Koch: I think it’s very realistic when the family makes a commitment, and I know that from people who have already experienced my teaching on this topic and have implemented the ideas and I get the most amazing feedback. I’m not saying there won’t be some pushback and some doubts. The thing about it, Bob, it’s not just, what do we not want to do, but what do we do instead? So, if we simply say to the kids, turn off all your screens and they sit on the couch like a bump on a log, of course they’re going to be miserable and there’s going to be tension and stress. But, let’s get out a puzzle. Let’s get out a game. Let’s read aloud. Let’s go miniature golfing. Let’s go make snow angels if we live in the winter climate. So, it’s not just what don’t we do. It’s what do we do instead. I think if we think more about the substitution idea we’re going to get more agreeable kids. Not necessarily the first day, but so many kids have said to me, “Dr. Kathy, you were right and I am more content with less screen time.”

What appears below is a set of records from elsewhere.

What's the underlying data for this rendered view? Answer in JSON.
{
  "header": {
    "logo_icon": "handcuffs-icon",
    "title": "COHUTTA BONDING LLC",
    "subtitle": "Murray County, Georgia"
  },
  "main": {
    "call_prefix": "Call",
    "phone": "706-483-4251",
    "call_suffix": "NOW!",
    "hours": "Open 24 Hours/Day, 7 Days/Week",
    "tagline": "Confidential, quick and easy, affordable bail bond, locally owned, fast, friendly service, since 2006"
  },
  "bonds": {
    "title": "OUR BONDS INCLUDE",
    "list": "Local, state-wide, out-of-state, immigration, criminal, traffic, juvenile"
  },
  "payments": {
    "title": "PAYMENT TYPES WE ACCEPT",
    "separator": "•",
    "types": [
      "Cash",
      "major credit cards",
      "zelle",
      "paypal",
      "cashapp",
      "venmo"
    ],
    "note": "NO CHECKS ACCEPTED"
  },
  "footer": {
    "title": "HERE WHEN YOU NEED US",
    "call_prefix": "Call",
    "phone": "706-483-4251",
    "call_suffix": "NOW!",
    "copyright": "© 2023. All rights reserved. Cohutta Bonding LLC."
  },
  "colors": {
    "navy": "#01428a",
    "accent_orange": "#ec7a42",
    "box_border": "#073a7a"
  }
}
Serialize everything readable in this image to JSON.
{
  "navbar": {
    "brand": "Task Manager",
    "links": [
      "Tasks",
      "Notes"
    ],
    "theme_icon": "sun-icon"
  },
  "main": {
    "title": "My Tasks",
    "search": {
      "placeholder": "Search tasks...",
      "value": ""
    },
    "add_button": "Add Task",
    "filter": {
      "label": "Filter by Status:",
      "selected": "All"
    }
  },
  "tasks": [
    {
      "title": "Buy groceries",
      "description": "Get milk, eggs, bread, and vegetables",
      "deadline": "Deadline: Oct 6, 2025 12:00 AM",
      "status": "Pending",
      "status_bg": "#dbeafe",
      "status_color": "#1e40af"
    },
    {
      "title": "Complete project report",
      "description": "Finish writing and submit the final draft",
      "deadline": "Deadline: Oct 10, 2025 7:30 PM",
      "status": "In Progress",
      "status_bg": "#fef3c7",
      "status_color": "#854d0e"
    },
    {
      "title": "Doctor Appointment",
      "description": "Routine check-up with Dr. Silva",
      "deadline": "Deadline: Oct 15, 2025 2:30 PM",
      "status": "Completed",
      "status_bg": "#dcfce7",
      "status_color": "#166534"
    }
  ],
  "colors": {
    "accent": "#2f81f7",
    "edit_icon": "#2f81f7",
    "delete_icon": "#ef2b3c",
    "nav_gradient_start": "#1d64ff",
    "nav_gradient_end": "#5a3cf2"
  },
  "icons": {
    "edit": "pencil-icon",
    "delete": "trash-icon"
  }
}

Waliszewski: In chapter 7, you talk about a family using Plugged In. Obviously, my favorite chapter and thanks for your kind recommendation. But what is it about Plugged In that impresses you the most?
Koch: I love that you’re using biblical standards when helping parents decide whether or not games, shows, movies are safe and healthy and good and right. Because the Bible should be the authority. God and His Word ought to be what we are turning toward for making decisions. Although there are other ways that we can maybe get ratings on movies, you’re helping us understand from a biblical standpoint whether or not there’s anything redeemable in the movie. Whether or not that game is something that would be appropriate for kids being raised in a Christian worldview environment to be playing. So, I love the Christian perspective. I think that you guys are extremely fair. I like all the detail where the violence, the sex, the language, the plot development… It’s very detailed. You give tons of information that allows parents and even teens who go there to make well informed decisions.
This was originally posted on the Plugged In blog here.